A constant product curve would look like the following where we would have 1000 ETH and 34600000 DAI.

Curve x * y = K

Whom does UNISWAP.org facilitate help to:

  1. Arbitraguers: Due to the decentralized nature of these exchanges, a liquidity pool facilitates mass arbitrage opportunities. For example, on coinbase or on hitbtc if 1 ETH is trading for 380 DAI. An arbitrageur can quickly come to uniswap and purchase say 10 ETH paying 3460 DAI from his wallet.  This would incur a 0.3% fee to uniswap, which is distributed to all liquidity providers of the pool, and is accumulated over a period of time. Then, the arbitrageur can simultaneously trade these 10 ETH for 380 DAI on hitBTC.org for a total of $3800 making a cool 340$ profit – 0.3% commission of about 0.3X3460 = 10.38$.  This kind of simultaneous no risk swapping of ETH to DAI on public markets is an extremely robust mechanism.
  2. ERC-20 token purchases and ERC-20 listings: One the largest challenges with centralized exchanges is their lack of visibility into new token listings, ICOs or IEOs. It becomes almost impossible to purchase  these types of tokens especially when legal controls are in place.  uniswap pretty much allows anyone in the world to list their tokens and to set their own private pools using their User Interface.
  3. HODLErs : This community is responsible for adding and creating the Liquidity pools on the uniswap network. What is interesting here is that HODLers do not really need to identify themselves on the network or to create an account or to register with a bank or anyone here. They can directly login to the uniswap by authenticating or connecting to one of their wallets e.g., metamask or coinbase, and can participate in the uniswap.org economy.
  4. Pool creators: Individuals can also create pools for all kinds of tokens on uniswap. for example, WBTC is the wrapped version of BITCOIN. One can actually purchase or list any cryptocurrencies that they create onto these pools themselves.
  5. Ordinary traders: Globally the trader pool of users cannot access the cryptocurrency token if it were not for centralized exchanges or other secondary peer to peer markets. Uniswap facilitates ordinary traders access to cryptotokens.

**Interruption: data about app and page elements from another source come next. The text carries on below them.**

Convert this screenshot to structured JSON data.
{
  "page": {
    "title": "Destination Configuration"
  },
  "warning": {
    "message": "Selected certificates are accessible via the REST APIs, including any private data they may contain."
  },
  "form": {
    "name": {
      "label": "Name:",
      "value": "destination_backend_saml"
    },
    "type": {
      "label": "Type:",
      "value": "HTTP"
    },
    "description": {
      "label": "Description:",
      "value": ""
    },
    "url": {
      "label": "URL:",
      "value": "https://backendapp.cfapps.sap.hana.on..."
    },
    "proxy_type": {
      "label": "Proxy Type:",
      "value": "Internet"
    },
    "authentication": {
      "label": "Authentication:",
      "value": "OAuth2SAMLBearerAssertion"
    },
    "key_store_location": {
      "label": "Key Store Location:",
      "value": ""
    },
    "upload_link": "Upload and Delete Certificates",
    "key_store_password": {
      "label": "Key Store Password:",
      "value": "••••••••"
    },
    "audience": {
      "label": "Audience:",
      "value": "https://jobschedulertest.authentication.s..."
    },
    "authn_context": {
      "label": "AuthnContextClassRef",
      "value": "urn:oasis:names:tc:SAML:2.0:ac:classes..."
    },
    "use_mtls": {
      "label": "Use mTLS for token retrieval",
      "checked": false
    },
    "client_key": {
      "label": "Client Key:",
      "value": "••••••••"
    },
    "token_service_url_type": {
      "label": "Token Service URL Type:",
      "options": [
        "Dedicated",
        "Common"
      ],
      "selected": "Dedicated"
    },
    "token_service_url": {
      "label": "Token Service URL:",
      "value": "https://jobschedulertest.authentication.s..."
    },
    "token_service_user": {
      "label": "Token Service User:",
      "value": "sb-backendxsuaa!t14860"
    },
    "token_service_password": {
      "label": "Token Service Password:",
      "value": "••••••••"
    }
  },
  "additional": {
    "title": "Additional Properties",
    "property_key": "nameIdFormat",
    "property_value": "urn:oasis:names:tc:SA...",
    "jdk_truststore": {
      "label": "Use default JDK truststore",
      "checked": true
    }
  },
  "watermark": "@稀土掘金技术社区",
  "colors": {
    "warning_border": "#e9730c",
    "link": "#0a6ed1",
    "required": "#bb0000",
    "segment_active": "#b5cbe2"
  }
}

In a future article I shall write about minting, and yeild farming in the context of uniswap.  I shall also write about some of the risks of investing in Liquidity providers.

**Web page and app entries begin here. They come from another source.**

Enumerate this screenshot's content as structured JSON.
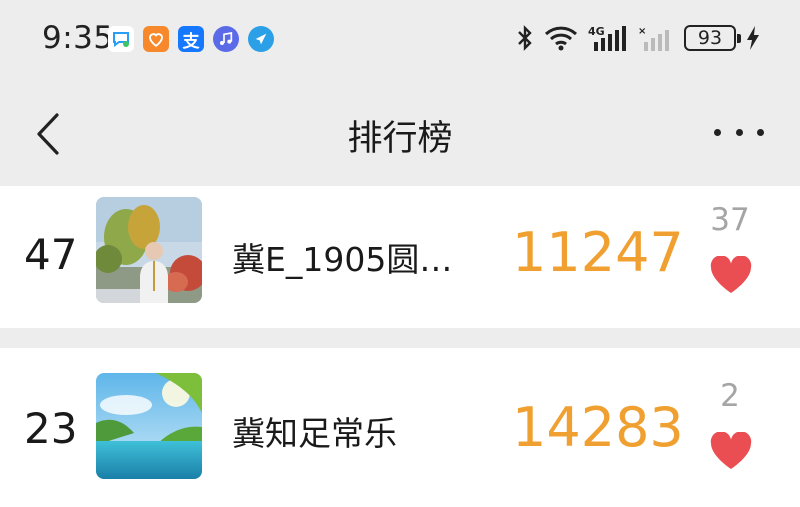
{
  "status_bar": {
    "time": "9:35",
    "battery": "93",
    "app_icons": [
      "chat-bubble-icon",
      "heart-app-icon",
      "alipay-icon",
      "music-icon",
      "compass-icon"
    ],
    "network": "4G"
  },
  "nav": {
    "title": "排行榜",
    "back_icon": "chevron-left-icon",
    "more_icon": "more-dots-icon"
  },
  "rankings": [
    {
      "rank": "47",
      "name": "冀E_1905圆…",
      "steps": "11247",
      "likes": "37"
    },
    {
      "rank": "23",
      "name": "冀知足常乐",
      "steps": "14283",
      "likes": "2"
    }
  ],
  "colors": {
    "steps": "#f0a030",
    "heart": "#ea4e53",
    "background": "#ededed",
    "card": "#ffffff"
  }
}
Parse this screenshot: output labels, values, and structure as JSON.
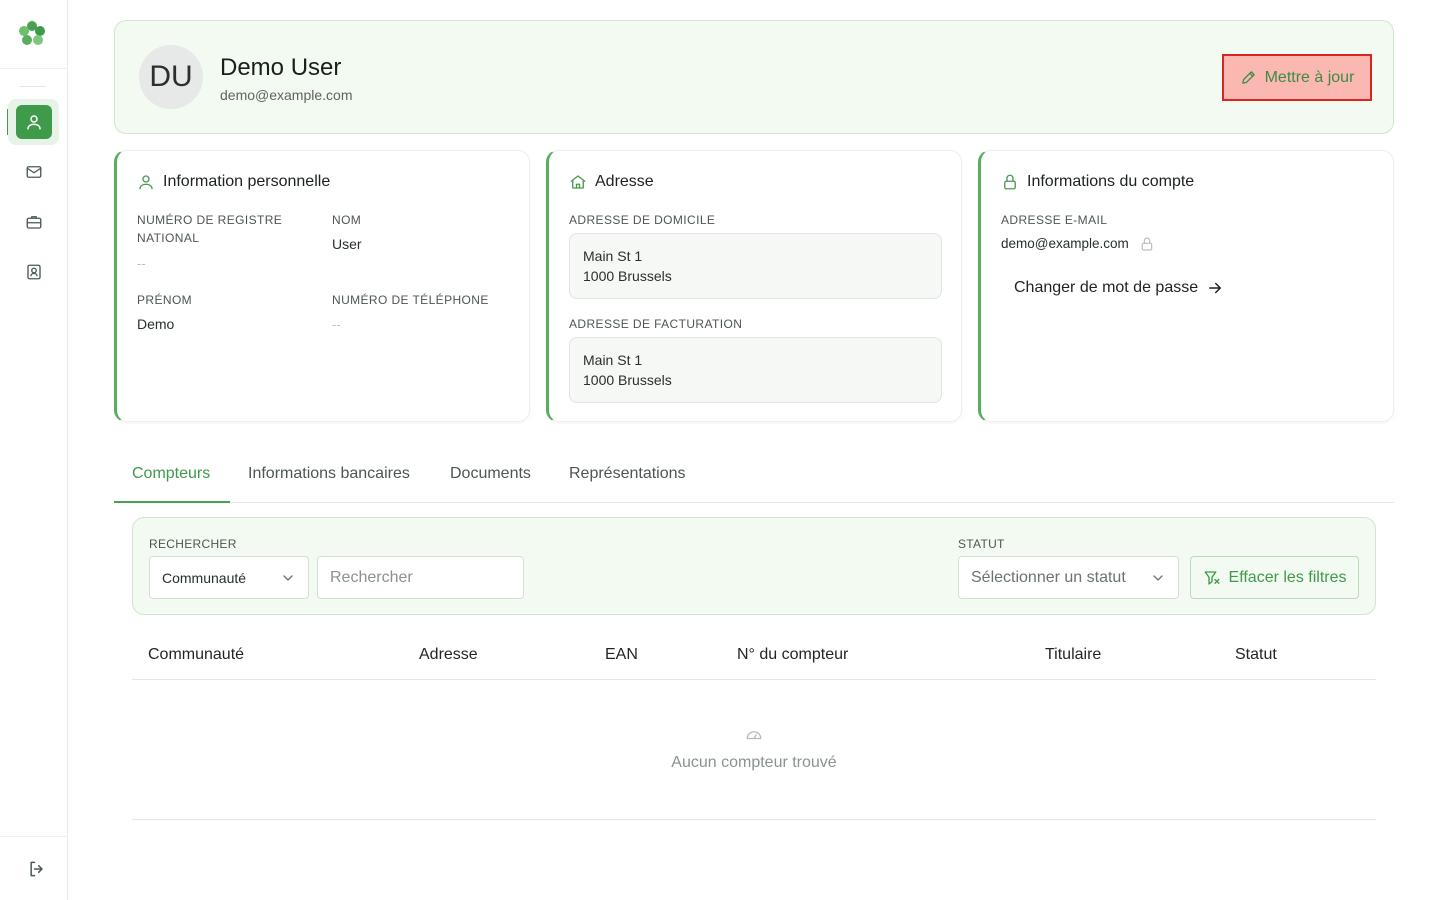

  1. uniswap whitepaper – https://uniswap.org/whitepaper.pdf

The Coinbase Effect on Cryptocurrencies

Coinbase effect on cryptocurrency

The listing of cryptocurrencies on private currency exchanges has traditionally been a were-withal arrangement, wherein the exchanges determine unilaterally (almost) as to which ones get listed in a decentralized world, that is a rather one-sided agreement.  However, with or without centralized exchanges we have seen a significant growth of cryptocurrency adoption for many traditional cryptocurrencies.

That being said – there is a significant correlation between Coinbase listing cryptocurrencies on its site (as available) for trade, and the increase in prices of the cryptocurrencies. This is because the listing on Coinbase spurs demand, and gives legitimacy to a cryptocurrency token that is otherwise only traded on peer to peer markets or on bridges such as uniswap.com. As an event study we can observe that the event of listing Algorand increases the price.  As an example, one can see the price  increase  significantly  on  July 21st 2020.

These changes can lead one to analyze how the returns pare up in a typical event study – as can be analyzed. One can determine the cumulative abnormal returns for algorand upon listing by comparing how much the price changes compared to a standard cryptocurrency index or compared to the price of Bitcoin which has been fluctuating typically. One can also calculate the cumulative abnormal returns by totaling the abnormal returns for the next few days.